**Exercise description:** Type out the full set of entries again, unchanged.

╔══

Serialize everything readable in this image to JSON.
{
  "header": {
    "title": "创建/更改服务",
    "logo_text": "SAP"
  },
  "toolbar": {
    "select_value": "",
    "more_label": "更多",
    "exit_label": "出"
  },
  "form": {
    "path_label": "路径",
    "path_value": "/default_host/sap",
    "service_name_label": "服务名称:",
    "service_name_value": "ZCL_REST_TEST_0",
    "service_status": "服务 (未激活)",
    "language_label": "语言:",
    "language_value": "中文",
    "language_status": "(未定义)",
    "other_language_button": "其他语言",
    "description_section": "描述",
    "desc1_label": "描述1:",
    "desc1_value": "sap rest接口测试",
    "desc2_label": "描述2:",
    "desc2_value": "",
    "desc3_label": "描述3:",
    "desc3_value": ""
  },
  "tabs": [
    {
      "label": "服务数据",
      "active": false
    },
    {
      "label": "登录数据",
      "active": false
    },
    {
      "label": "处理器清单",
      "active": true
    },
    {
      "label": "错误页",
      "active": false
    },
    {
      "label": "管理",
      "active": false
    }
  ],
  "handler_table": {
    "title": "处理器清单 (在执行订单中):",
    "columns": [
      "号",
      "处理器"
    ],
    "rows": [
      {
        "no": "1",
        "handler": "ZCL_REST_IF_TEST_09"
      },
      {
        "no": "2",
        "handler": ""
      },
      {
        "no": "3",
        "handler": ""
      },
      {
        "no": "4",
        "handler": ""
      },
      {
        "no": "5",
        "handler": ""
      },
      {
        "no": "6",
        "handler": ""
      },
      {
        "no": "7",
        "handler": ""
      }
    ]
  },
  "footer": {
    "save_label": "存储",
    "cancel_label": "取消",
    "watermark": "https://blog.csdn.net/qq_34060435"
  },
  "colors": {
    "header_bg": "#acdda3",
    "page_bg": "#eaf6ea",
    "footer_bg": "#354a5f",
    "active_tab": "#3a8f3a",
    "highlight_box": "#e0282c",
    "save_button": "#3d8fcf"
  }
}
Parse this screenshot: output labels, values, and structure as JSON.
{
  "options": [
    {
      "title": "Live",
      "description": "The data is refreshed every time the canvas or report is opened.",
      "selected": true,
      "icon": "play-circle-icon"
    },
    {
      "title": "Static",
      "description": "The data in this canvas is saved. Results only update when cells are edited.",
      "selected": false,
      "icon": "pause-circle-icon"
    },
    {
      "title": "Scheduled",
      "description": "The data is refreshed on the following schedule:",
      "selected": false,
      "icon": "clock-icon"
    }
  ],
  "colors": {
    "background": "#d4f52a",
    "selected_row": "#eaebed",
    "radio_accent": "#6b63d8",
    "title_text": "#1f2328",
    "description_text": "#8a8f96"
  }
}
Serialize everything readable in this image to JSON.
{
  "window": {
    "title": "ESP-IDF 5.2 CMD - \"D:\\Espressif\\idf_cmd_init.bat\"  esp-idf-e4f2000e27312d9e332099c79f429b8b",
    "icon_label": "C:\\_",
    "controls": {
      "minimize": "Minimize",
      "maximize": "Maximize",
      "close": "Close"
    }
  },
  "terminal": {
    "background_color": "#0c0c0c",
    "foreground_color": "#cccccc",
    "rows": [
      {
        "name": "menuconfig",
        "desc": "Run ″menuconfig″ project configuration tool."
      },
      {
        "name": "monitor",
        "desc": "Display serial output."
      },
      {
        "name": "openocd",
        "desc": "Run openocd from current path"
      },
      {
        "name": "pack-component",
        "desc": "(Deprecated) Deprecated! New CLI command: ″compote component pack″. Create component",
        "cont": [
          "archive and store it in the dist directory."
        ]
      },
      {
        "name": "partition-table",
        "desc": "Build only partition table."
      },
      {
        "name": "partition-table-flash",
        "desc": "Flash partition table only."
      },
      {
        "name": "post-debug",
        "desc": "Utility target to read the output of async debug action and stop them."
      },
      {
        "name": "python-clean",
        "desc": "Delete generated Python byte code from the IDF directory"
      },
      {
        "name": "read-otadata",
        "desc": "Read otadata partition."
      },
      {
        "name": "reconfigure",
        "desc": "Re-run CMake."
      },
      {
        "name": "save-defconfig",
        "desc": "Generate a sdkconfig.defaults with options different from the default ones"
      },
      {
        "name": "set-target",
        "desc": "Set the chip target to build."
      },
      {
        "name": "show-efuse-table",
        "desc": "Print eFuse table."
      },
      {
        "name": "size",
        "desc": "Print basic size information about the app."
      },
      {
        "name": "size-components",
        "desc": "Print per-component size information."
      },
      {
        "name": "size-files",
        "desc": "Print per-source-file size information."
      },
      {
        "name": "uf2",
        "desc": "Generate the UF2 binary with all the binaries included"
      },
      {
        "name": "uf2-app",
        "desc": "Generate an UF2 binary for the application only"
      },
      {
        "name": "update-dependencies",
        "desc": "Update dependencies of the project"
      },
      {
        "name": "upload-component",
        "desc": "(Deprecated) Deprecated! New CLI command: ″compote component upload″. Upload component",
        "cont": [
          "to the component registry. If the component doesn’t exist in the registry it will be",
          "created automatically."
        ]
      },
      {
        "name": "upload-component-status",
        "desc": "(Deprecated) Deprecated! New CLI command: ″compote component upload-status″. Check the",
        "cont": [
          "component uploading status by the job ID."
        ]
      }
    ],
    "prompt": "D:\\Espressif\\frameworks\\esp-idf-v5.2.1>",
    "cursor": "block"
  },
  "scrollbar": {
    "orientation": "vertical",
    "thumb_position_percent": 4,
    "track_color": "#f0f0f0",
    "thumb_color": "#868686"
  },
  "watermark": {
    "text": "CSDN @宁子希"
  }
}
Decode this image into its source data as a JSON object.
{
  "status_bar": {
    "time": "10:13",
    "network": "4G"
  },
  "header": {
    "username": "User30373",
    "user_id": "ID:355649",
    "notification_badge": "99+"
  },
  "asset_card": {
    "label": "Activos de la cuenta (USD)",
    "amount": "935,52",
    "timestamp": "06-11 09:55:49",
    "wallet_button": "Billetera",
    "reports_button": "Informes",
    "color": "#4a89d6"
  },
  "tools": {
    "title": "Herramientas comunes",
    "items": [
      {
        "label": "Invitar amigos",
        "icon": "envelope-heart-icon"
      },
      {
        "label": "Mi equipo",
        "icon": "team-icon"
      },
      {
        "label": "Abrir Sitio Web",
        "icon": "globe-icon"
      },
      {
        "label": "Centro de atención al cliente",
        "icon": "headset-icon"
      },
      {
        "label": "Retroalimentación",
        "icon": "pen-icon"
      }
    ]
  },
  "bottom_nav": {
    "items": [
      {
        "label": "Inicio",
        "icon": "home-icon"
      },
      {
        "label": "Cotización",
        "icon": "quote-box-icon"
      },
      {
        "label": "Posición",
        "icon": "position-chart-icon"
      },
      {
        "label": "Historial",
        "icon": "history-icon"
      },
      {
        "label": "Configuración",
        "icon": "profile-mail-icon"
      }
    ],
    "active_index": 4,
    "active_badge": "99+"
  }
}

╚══

**Answer to this task:**
Serialize everything readable in this image to JSON.
{
  "header": {
    "title": "创建/更改服务",
    "logo_text": "SAP"
  },
  "toolbar": {
    "select_value": "",
    "more_label": "更多",
    "exit_label": "出"
  },
  "form": {
    "path_label": "路径",
    "path_value": "/default_host/sap",
    "service_name_label": "服务名称:",
    "service_name_value": "ZCL_REST_TEST_0",
    "service_status": "服务 (未激活)",
    "language_label": "语言:",
    "language_value": "中文",
    "language_status": "(未定义)",
    "other_language_button": "其他语言",
    "description_section": "描述",
    "desc1_label": "描述1:",
    "desc1_value": "sap rest接口测试",
    "desc2_label": "描述2:",
    "desc2_value": "",
    "desc3_label": "描述3:",
    "desc3_value": ""
  },
  "tabs": [
    {
      "label": "服务数据",
      "active": false
    },
    {
      "label": "登录数据",
      "active": false
    },
    {
      "label": "处理器清单",
      "active": true
    },
    {
      "label": "错误页",
      "active": false
    },
    {
      "label": "管理",
      "active": false
    }
  ],
  "handler_table": {
    "title": "处理器清单 (在执行订单中):",
    "columns": [
      "号",
      "处理器"
    ],
    "rows": [
      {
        "no": "1",
        "handler": "ZCL_REST_IF_TEST_09"
      },
      {
        "no": "2",
        "handler": ""
      },
      {
        "no": "3",
        "handler": ""
      },
      {
        "no": "4",
        "handler": ""
      },
      {
        "no": "5",
        "handler": ""
      },
      {
        "no": "6",
        "handler": ""
      },
      {
        "no": "7",
        "handler": ""
      }
    ]
  },
  "footer": {
    "save_label": "存储",
    "cancel_label": "取消",
    "watermark": "https://blog.csdn.net/qq_34060435"
  },
  "colors": {
    "header_bg": "#acdda3",
    "page_bg": "#eaf6ea",
    "footer_bg": "#354a5f",
    "active_tab": "#3a8f3a",
    "highlight_box": "#e0282c",
    "save_button": "#3d8fcf"
  }
}
Parse this screenshot: output labels, values, and structure as JSON.
{
  "options": [
    {
      "title": "Live",
      "description": "The data is refreshed every time the canvas or report is opened.",
      "selected": true,
      "icon": "play-circle-icon"
    },
    {
      "title": "Static",
      "description": "The data in this canvas is saved. Results only update when cells are edited.",
      "selected": false,
      "icon": "pause-circle-icon"
    },
    {
      "title": "Scheduled",
      "description": "The data is refreshed on the following schedule:",
      "selected": false,
      "icon": "clock-icon"
    }
  ],
  "colors": {
    "background": "#d4f52a",
    "selected_row": "#eaebed",
    "radio_accent": "#6b63d8",
    "title_text": "#1f2328",
    "description_text": "#8a8f96"
  }
}
Serialize everything readable in this image to JSON.
{
  "window": {
    "title": "ESP-IDF 5.2 CMD - \"D:\\Espressif\\idf_cmd_init.bat\"  esp-idf-e4f2000e27312d9e332099c79f429b8b",
    "icon_label": "C:\\_",
    "controls": {
      "minimize": "Minimize",
      "maximize": "Maximize",
      "close": "Close"
    }
  },
  "terminal": {
    "background_color": "#0c0c0c",
    "foreground_color": "#cccccc",
    "rows": [
      {
        "name": "menuconfig",
        "desc": "Run ″menuconfig″ project configuration tool."
      },
      {
        "name": "monitor",
        "desc": "Display serial output."
      },
      {
        "name": "openocd",
        "desc": "Run openocd from current path"
      },
      {
        "name": "pack-component",
        "desc": "(Deprecated) Deprecated! New CLI command: ″compote component pack″. Create component",
        "cont": [
          "archive and store it in the dist directory."
        ]
      },
      {
        "name": "partition-table",
        "desc": "Build only partition table."
      },
      {
        "name": "partition-table-flash",
        "desc": "Flash partition table only."
      },
      {
        "name": "post-debug",
        "desc": "Utility target to read the output of async debug action and stop them."
      },
      {
        "name": "python-clean",
        "desc": "Delete generated Python byte code from the IDF directory"
      },
      {
        "name": "read-otadata",
        "desc": "Read otadata partition."
      },
      {
        "name": "reconfigure",
        "desc": "Re-run CMake."
      },
      {
        "name": "save-defconfig",
        "desc": "Generate a sdkconfig.defaults with options different from the default ones"
      },
      {
        "name": "set-target",
        "desc": "Set the chip target to build."
      },
      {
        "name": "show-efuse-table",
        "desc": "Print eFuse table."
      },
      {
        "name": "size",
        "desc": "Print basic size information about the app."
      },
      {
        "name": "size-components",
        "desc": "Print per-component size information."
      },
      {
        "name": "size-files",
        "desc": "Print per-source-file size information."
      },
      {
        "name": "uf2",
        "desc": "Generate the UF2 binary with all the binaries included"
      },
      {
        "name": "uf2-app",
        "desc": "Generate an UF2 binary for the application only"
      },
      {
        "name": "update-dependencies",
        "desc": "Update dependencies of the project"
      },
      {
        "name": "upload-component",
        "desc": "(Deprecated) Deprecated! New CLI command: ″compote component upload″. Upload component",
        "cont": [
          "to the component registry. If the component doesn’t exist in the registry it will be",
          "created automatically."
        ]
      },
      {
        "name": "upload-component-status",
        "desc": "(Deprecated) Deprecated! New CLI command: ″compote component upload-status″. Check the",
        "cont": [
          "component uploading status by the job ID."
        ]
      }
    ],
    "prompt": "D:\\Espressif\\frameworks\\esp-idf-v5.2.1>",
    "cursor": "block"
  },
  "scrollbar": {
    "orientation": "vertical",
    "thumb_position_percent": 4,
    "track_color": "#f0f0f0",
    "thumb_color": "#868686"
  },
  "watermark": {
    "text": "CSDN @宁子希"
  }
}
Decode this image into its source data as a JSON object.
{
  "status_bar": {
    "time": "10:13",
    "network": "4G"
  },
  "header": {
    "username": "User30373",
    "user_id": "ID:355649",
    "notification_badge": "99+"
  },
  "asset_card": {
    "label": "Activos de la cuenta (USD)",
    "amount": "935,52",
    "timestamp": "06-11 09:55:49",
    "wallet_button": "Billetera",
    "reports_button": "Informes",
    "color": "#4a89d6"
  },
  "tools": {
    "title": "Herramientas comunes",
    "items": [
      {
        "label": "Invitar amigos",
        "icon": "envelope-heart-icon"
      },
      {
        "label": "Mi equipo",
        "icon": "team-icon"
      },
      {
        "label": "Abrir Sitio Web",
        "icon": "globe-icon"
      },
      {
        "label": "Centro de atención al cliente",
        "icon": "headset-icon"
      },
      {
        "label": "Retroalimentación",
        "icon": "pen-icon"
      }
    ]
  },
  "bottom_nav": {
    "items": [
      {
        "label": "Inicio",
        "icon": "home-icon"
      },
      {
        "label": "Cotización",
        "icon": "quote-box-icon"
      },
      {
        "label": "Posición",
        "icon": "position-chart-icon"
      },
      {
        "label": "Historial",
        "icon": "history-icon"
      },
      {
        "label": "Configuración",
        "icon": "profile-mail-icon"
      }
    ],
    "active_index": 4,
    "active_badge": "99+"
  }
}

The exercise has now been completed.